TASK TO CARRY OUT | What number of lines in the records below hold the word "settings"? Give that number alone.

PROVIDED ENTRIES |
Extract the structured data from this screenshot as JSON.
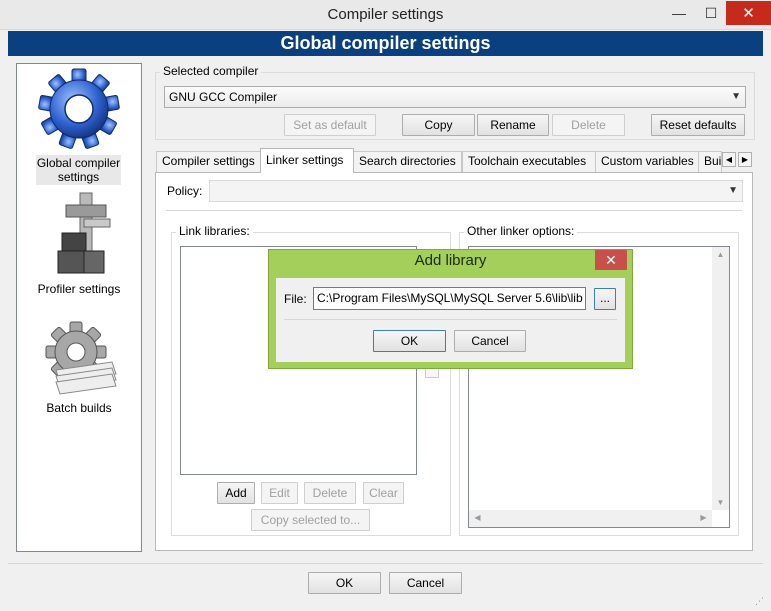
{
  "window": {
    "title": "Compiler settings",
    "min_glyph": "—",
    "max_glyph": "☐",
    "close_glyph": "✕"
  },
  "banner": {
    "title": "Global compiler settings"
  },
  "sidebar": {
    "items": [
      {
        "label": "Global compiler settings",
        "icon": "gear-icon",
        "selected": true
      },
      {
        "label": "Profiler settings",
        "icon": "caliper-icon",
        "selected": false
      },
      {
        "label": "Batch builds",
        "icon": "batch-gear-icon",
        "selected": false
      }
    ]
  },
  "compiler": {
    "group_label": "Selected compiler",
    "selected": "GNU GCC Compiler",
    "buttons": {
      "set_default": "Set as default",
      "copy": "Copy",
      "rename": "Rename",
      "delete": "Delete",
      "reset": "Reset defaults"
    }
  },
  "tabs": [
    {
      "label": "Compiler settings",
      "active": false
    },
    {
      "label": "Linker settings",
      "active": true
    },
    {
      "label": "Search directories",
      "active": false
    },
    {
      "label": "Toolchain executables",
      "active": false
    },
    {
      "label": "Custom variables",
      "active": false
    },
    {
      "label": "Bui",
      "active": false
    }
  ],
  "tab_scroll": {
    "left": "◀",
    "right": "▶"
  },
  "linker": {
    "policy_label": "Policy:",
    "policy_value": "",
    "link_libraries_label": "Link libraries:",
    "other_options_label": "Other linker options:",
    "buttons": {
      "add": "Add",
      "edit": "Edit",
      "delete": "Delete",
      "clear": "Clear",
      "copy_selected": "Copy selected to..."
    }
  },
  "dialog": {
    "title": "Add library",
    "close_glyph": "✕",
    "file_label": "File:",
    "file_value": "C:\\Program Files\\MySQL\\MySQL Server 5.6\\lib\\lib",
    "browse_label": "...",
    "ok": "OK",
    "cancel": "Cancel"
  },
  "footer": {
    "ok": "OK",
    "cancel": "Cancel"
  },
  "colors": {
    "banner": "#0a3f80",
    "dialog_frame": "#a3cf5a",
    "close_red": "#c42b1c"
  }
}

TASK ANSWER | 6